Review: I love Frank Peretti's writing style. His characters are very realistic. Illusion had all of that and more. For me I found the beginning very difficult because it was one tragedy after another. Dane lost his wife in a car accident; Mandy/Eloise loses her father, mother and essentially her life. I found for me that there was a lot of magic and I found that to take up a lot of the book. While interesting for a while it became stale. The relationship between Dane & Mandy/Eloise was difficult and challenging. There was a lot of mystery where I felt like I was missing essential information to sort through any of the events going on. The ending had a lot of wrap up that placated the events for me I just was not sure I could buy it. I feel very sad that I did not enjoy it more and some of it may be the hype I had about the return of Frank Peretti. I do believe I will read his next book and more than anything I am glad that he is better from his illness of the past. It is for that I am most happy with.
I would like to thank Net Galley and Howard Books for allowing me to read and review this book in return for a free copy and I was never asked to write a favorable review by anyone.
When I was asked to review a PDF copy of Frank Perretti's latest release, Illusion, how could I say no? It was Perretti after all. It was essentially accepted sight (and plot) unseen and unknown. In all honesty, I was a bit surprised.
When stage magician Dane loses his wife Mandy and magic partner of forty years, he is understandably devastated.

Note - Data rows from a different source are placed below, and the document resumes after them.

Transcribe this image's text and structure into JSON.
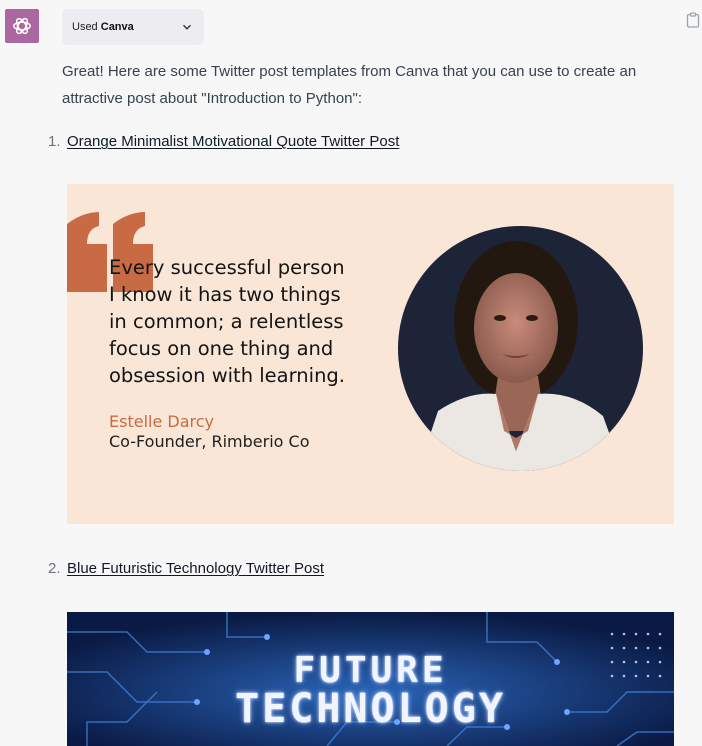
{
  "header": {
    "plugin_prefix": "Used",
    "plugin_name": "Canva"
  },
  "message": {
    "intro": "Great! Here are some Twitter post templates from Canva that you can use to create an attractive post about \"Introduction to Python\":"
  },
  "templates": [
    {
      "number": "1.",
      "title": "Orange Minimalist Motivational Quote Twitter Post",
      "quote_lines": [
        "Every successful person",
        "I know it has two things",
        "in common; a relentless",
        "focus on one thing and",
        "obsession with learning."
      ],
      "author_name": "Estelle Darcy",
      "author_role": "Co-Founder, Rimberio Co",
      "accent_color": "#c86b44",
      "background_color": "#f9e6d7"
    },
    {
      "number": "2.",
      "title": "Blue Futuristic Technology Twitter Post",
      "headline_line1": "FUTURE",
      "headline_line2": "TECHNOLOGY",
      "background_color": "#0b1d4a"
    }
  ],
  "icons": {
    "avatar": "chatgpt-logo-icon",
    "dropdown": "chevron-down-icon",
    "copy": "clipboard-icon"
  }
}
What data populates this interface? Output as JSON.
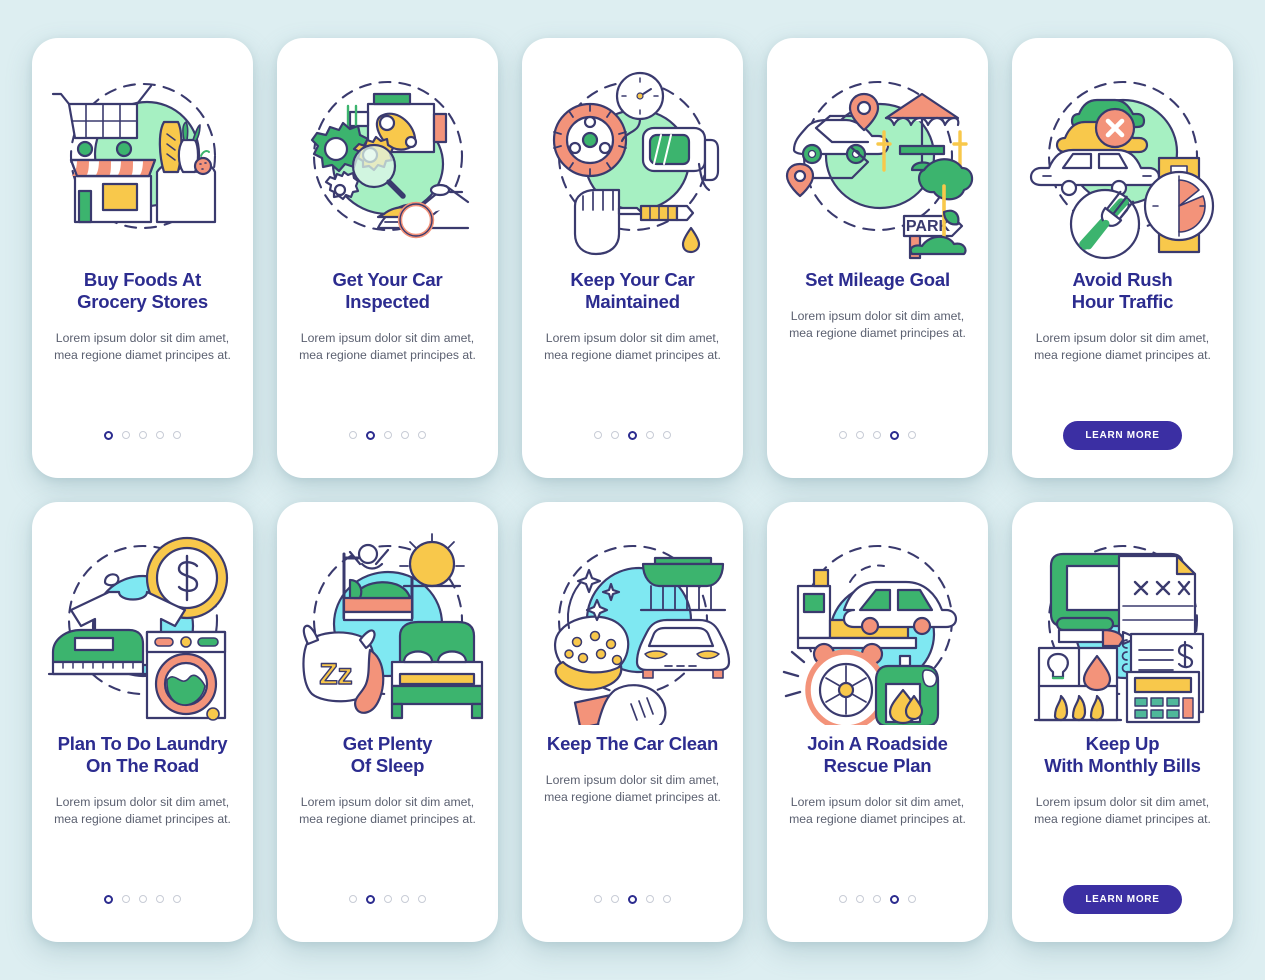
{
  "theme": {
    "page_background": "#ddeef1",
    "card_background": "#ffffff",
    "title_color": "#2c2c8f",
    "body_color": "#5b6070",
    "dot_active_color": "#2c2c8f",
    "dot_inactive_color": "#c8ccd6",
    "button_color": "#3b2fa3",
    "button_text_color": "#ffffff",
    "illustration_stroke": "#3a3a6e",
    "blob_green": "#a6f0c2",
    "blob_cyan": "#7fe8f2",
    "accent_green": "#3cb46e",
    "accent_coral": "#f3937a",
    "accent_yellow": "#f8c84b",
    "accent_teal": "#4fb89a"
  },
  "cards": [
    {
      "id": "buy-foods-at-grocery-stores",
      "title": "Buy Foods At\nGrocery Stores",
      "body": "Lorem ipsum dolor sit dim amet, mea regione diamet principes at.",
      "illustration": "grocery-shopping-illustration",
      "blob": "green",
      "dots": {
        "count": 5,
        "active_index": 0
      },
      "button": null
    },
    {
      "id": "get-your-car-inspected",
      "title": "Get Your Car\nInspected",
      "body": "Lorem ipsum dolor sit dim amet, mea regione diamet principes at.",
      "illustration": "car-inspection-illustration",
      "blob": "green",
      "dots": {
        "count": 5,
        "active_index": 1
      },
      "button": null
    },
    {
      "id": "keep-your-car-maintained",
      "title": "Keep Your Car\nMaintained",
      "body": "Lorem ipsum dolor sit dim amet, mea regione diamet principes at.",
      "illustration": "car-maintenance-illustration",
      "blob": "green",
      "dots": {
        "count": 5,
        "active_index": 2
      },
      "button": null
    },
    {
      "id": "set-mileage-goal",
      "title": "Set Mileage Goal",
      "body": "Lorem ipsum dolor sit dim amet, mea regione diamet principes at.",
      "illustration": "mileage-route-park-illustration",
      "illustration_text": "PARK",
      "blob": "green",
      "dots": {
        "count": 5,
        "active_index": 3
      },
      "button": null
    },
    {
      "id": "avoid-rush-hour-traffic",
      "title": "Avoid Rush\nHour Traffic",
      "body": "Lorem ipsum dolor sit dim amet, mea regione diamet principes at.",
      "illustration": "rush-hour-traffic-illustration",
      "blob": "green",
      "dots": null,
      "button": "LEARN MORE"
    },
    {
      "id": "plan-to-do-laundry-on-the-road",
      "title": "Plan To Do Laundry\nOn The Road",
      "body": "Lorem ipsum dolor sit dim amet, mea regione diamet principes at.",
      "illustration": "laundry-cost-illustration",
      "blob": "cyan",
      "dots": {
        "count": 5,
        "active_index": 0
      },
      "button": null
    },
    {
      "id": "get-plenty-of-sleep",
      "title": "Get Plenty\nOf Sleep",
      "body": "Lorem ipsum dolor sit dim amet, mea regione diamet principes at.",
      "illustration": "sleep-bed-illustration",
      "illustration_text": "Zz",
      "blob": "cyan",
      "dots": {
        "count": 5,
        "active_index": 1
      },
      "button": null
    },
    {
      "id": "keep-the-car-clean",
      "title": "Keep The Car Clean",
      "body": "Lorem ipsum dolor sit dim amet, mea regione diamet principes at.",
      "illustration": "car-wash-illustration",
      "blob": "cyan",
      "dots": {
        "count": 5,
        "active_index": 2
      },
      "button": null
    },
    {
      "id": "join-a-roadside-rescue-plan",
      "title": "Join A Roadside\nRescue Plan",
      "body": "Lorem ipsum dolor sit dim amet, mea regione diamet principes at.",
      "illustration": "roadside-rescue-illustration",
      "blob": "cyan",
      "dots": {
        "count": 5,
        "active_index": 3
      },
      "button": null
    },
    {
      "id": "keep-up-with-monthly-bills",
      "title": "Keep Up\nWith Monthly Bills",
      "body": "Lorem ipsum dolor sit dim amet, mea regione diamet principes at.",
      "illustration": "monthly-bills-illustration",
      "illustration_text": "× × ×",
      "blob": "cyan",
      "dots": null,
      "button": "LEARN MORE"
    }
  ]
}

What is less understandable however, is when he meets a young woman who so deeply resembles his wife when he first met her that its frightening.
Dane soon finds himself plunged into a mystifying world of cutting-edge, secretive science research (read: science fiction) as he tries to unweave the tangles surrounding the arrival of this young woman in his life. I can't really say more than that without doing some major plot reveals, but let's just say it's pretty out there.
Long-time readers of Perretti might be surprised by the main-stream writing style that is present throughout the book - there isn't a lot of faith thrown into the mix, as with his previous works.
In all honesty, I'm not sure I would have accepted a review copy if I'd known so much of the book would revolve around stage magic, tricks, theatrics, and the like. At times it even seemed a bit occultish (but don't worry, there is a sci-fi explanation for the events, even if it is complicated and hard to follow even for an experienced sci-fi reader).
The writing is still engaging, mysterious, with a good dose of, "What's going on here?" It's a clean read, but not one with a significant spiritual message.